With an intimidating starting pitching staff and excellent defense, the Red Sox stand a good chance at winning this year's World Series
This is not the wall-banging Red Sox bunch of yesteryear, the one that led the AL in slugging percentage (.461) as well as batting average (.282) and on-base percentage (.348) in 2016. In the wake of David Ortiz's retirement, this year's bunch ranked 14th in slugging (.407) and dead last in home runs (167), though four player—Mookie Betts (24 HR), Hanley Ramirez (23), Mitch Moreland (22) and Andrew Benintendi (20) — still hit at least 20. According to Tom Verducci, none of the last seven champions finished among the majors' top five in homers.
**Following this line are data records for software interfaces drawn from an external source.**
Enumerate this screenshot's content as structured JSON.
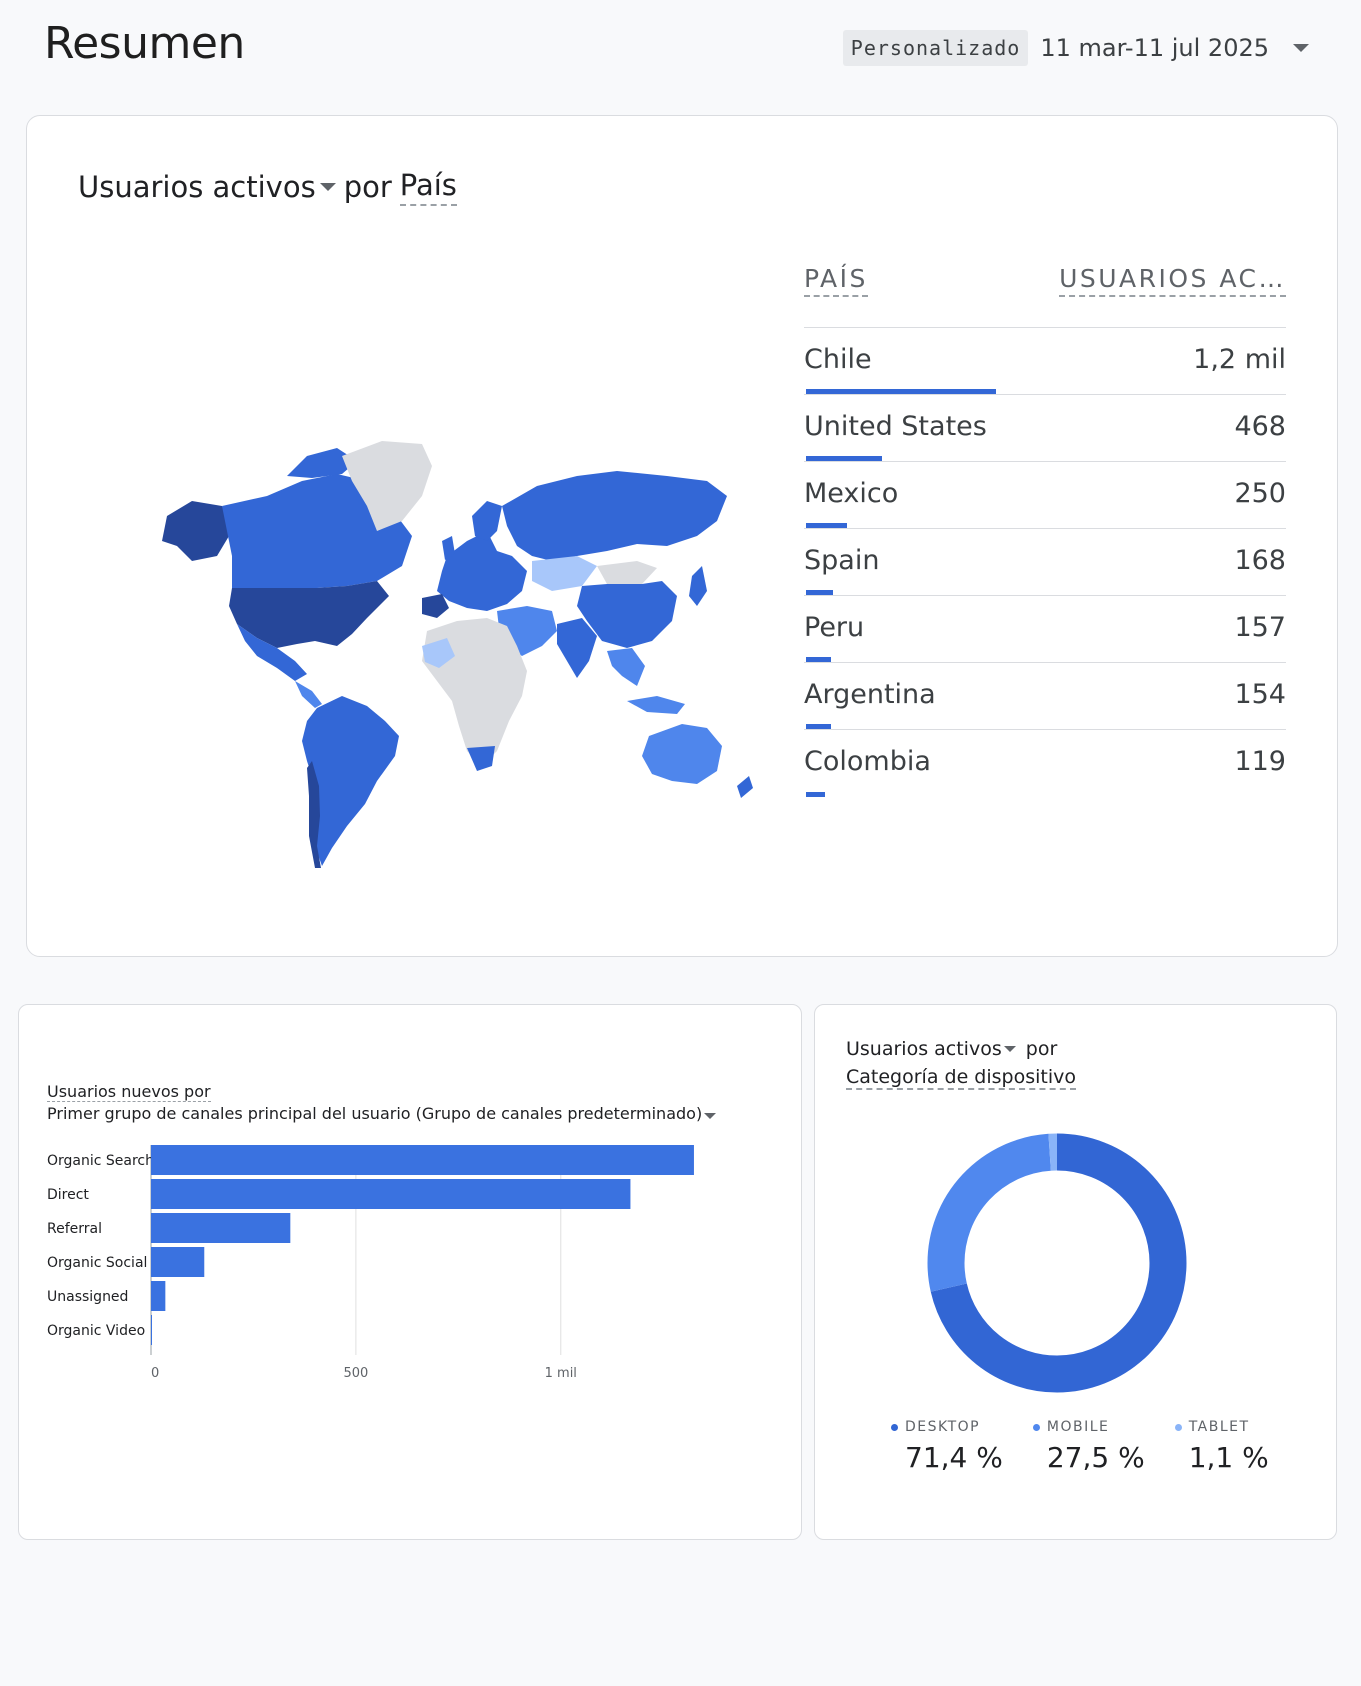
{
  "header": {
    "title": "Resumen",
    "range_chip": "Personalizado",
    "range_text": "11 mar-11 jul 2025"
  },
  "country_card": {
    "metric": "Usuarios activos",
    "by": "por",
    "dimension": "País",
    "table": {
      "col_country": "PAÍS",
      "col_users": "USUARIOS AC…",
      "rows": [
        {
          "country": "Chile",
          "users": "1,2 mil",
          "share": 1.0
        },
        {
          "country": "United States",
          "users": "468",
          "share": 0.4
        },
        {
          "country": "Mexico",
          "users": "250",
          "share": 0.214
        },
        {
          "country": "Spain",
          "users": "168",
          "share": 0.144
        },
        {
          "country": "Peru",
          "users": "157",
          "share": 0.134
        },
        {
          "country": "Argentina",
          "users": "154",
          "share": 0.132
        },
        {
          "country": "Colombia",
          "users": "119",
          "share": 0.102
        }
      ]
    },
    "colors": {
      "dark": "#26479a",
      "mid": "#3367d6",
      "light": "#4f86ec",
      "pale": "#a8c7fa",
      "none": "#dadce0"
    }
  },
  "channels_card": {
    "line1": "Usuarios nuevos por",
    "line2": "Primer grupo de canales principal del usuario (Grupo de canales predeterminado)",
    "chart_data": {
      "type": "bar",
      "orientation": "horizontal",
      "categories": [
        "Organic Search",
        "Direct",
        "Referral",
        "Organic Social",
        "Unassigned",
        "Organic Video"
      ],
      "values": [
        1325,
        1170,
        340,
        130,
        35,
        2
      ],
      "xlim": [
        0,
        1330
      ],
      "xticks": [
        {
          "v": 0,
          "label": "0"
        },
        {
          "v": 500,
          "label": "500"
        },
        {
          "v": 1000,
          "label": "1 mil"
        }
      ],
      "color": "#3a72e0"
    }
  },
  "device_card": {
    "line1": "Usuarios activos",
    "by": "por",
    "line2": "Categoría de dispositivo",
    "chart_data": {
      "type": "pie",
      "style": "donut",
      "slices": [
        {
          "label": "DESKTOP",
          "value": 71.4,
          "display": "71,4 %",
          "color": "#3266d4"
        },
        {
          "label": "MOBILE",
          "value": 27.5,
          "display": "27,5 %",
          "color": "#5088ee"
        },
        {
          "label": "TABLET",
          "value": 1.1,
          "display": "1,1 %",
          "color": "#8ab4f8"
        }
      ]
    }
  }
}
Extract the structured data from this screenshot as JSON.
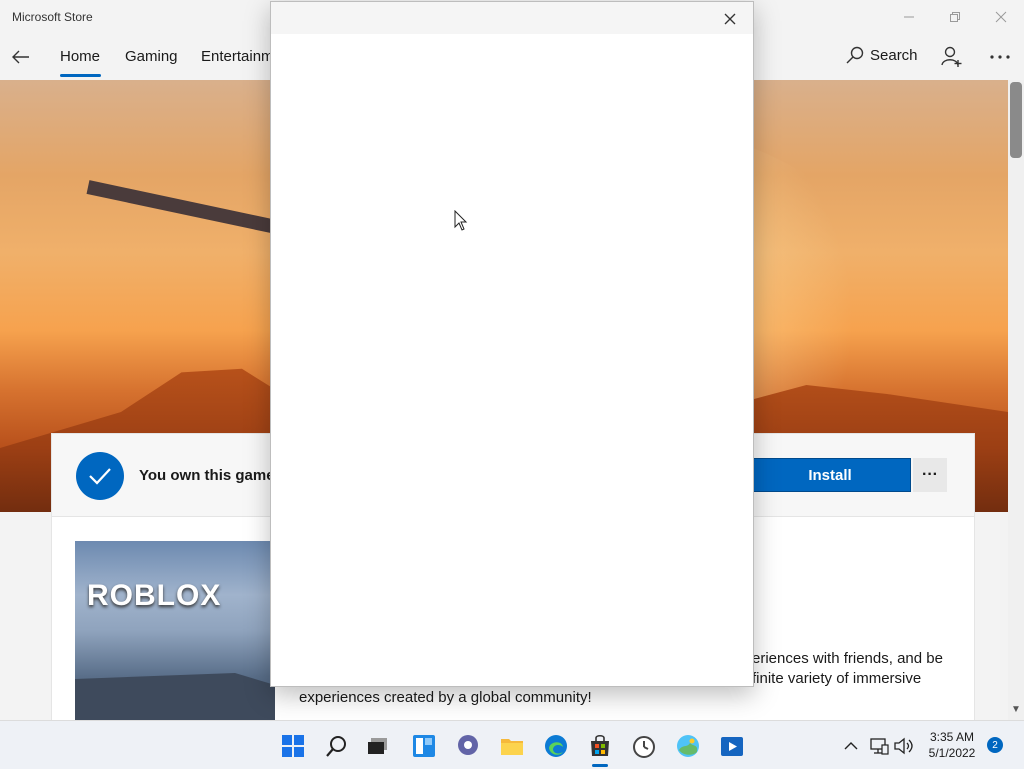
{
  "window": {
    "title": "Microsoft Store"
  },
  "nav": {
    "items": [
      {
        "label": "Home",
        "active": true
      },
      {
        "label": "Gaming",
        "active": false
      },
      {
        "label": "Entertainm",
        "active": false
      }
    ],
    "search_label": "Search"
  },
  "product": {
    "ownership_text": "You own this game.",
    "install_label": "Install",
    "more_label": "···",
    "cover_logo": "ROBLOX",
    "description_fragment_right_1": "eriences with friends, and be",
    "description_fragment_right_2": "finite variety of immersive",
    "description_line_bottom": "experiences created by a global community!"
  },
  "taskbar": {
    "time": "3:35 AM",
    "date": "5/1/2022",
    "notification_count": "2",
    "pinned_icons": [
      "start-icon",
      "search-icon",
      "task-view-icon",
      "widgets-icon",
      "chat-icon",
      "file-explorer-icon",
      "edge-icon",
      "store-icon",
      "clock-app-icon",
      "photos-icon",
      "media-player-icon"
    ]
  },
  "colors": {
    "accent": "#0067c0",
    "background": "#f3f3f3",
    "taskbar": "#eef1f6"
  }
}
The Sox do get on base enough (.330 OBP) to rank sixth in the league in scoring (4.86 runs per game), but they're a better team when it comes to run prevention. In Chris Sale and Drew Pomeranz, they have an excellent one-two punch in the rotation, albeit not the one that they anticipated on a roster that included 2012 AL Cy Young winner David Price and 2016 winner Rick Porcello. Price's elbow issues limited him to just 11 starts and have consigned him to the bullpen for September and October, but the early returns are excellent: four appearances, 7 2/3 innings, 11 strikeouts and just four baserunners. He'll augment a bullpen that ranks second in the AL in ERA (3.10) and features the league's top closer in Craig Kimbrel, owner of a 1.43 ERA, 16.4 strikeouts per nine, and a 9.0 strikeout-to-walk ratio. In his last 23 games, he's whiffed 45 of 89 batters while allowing just three runs.